According to Krzanich, the average person, though the use of PCs, phones, smartwatches, and the like, generates 650 MB of data a day.

Intel anticipates that the amount of data daily generated by you and me will be on the order of 1.5 GB

That may be a lot (try and download 1.5 GB on your home computer and see how long it takes), but as Krzanich puts it, “it pales in comparison to what we’re about to see in autonomous vehicles.”

There’s radar. Cameras. Sonar. GPS. Lidar.

Krzanich: “Cameras will generate 20-60 MB/second, radar upwards of 10 kB/second, sonar 10-100 kB/second, GPS will run at 50 kB/second, and LIDAR will range between 10-70 MB/second.”

So, he does a little math and: “each autonomous vehicle will be generating approximately 4,000 GB – or 4 terabytes – of data a day.”

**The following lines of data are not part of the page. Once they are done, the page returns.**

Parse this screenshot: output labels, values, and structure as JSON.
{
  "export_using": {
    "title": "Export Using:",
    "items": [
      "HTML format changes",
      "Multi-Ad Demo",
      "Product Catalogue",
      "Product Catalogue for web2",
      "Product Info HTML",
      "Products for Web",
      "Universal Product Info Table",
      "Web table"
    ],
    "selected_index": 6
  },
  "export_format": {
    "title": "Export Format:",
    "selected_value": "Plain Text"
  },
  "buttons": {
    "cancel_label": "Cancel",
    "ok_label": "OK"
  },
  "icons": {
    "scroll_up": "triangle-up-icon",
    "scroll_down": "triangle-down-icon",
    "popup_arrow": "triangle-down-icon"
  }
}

Or as much as 3,000 people per day. One car.

Multiply that by as many cars as you can imagine being out there by about 2020, and you can see there is a massive amount of data that needs handling.

Intel Capital announced this week that it is investing an additional $250-million over the next two years specifically addressing the development of autonomous driving.

Almost seems small in the context of four terabytes.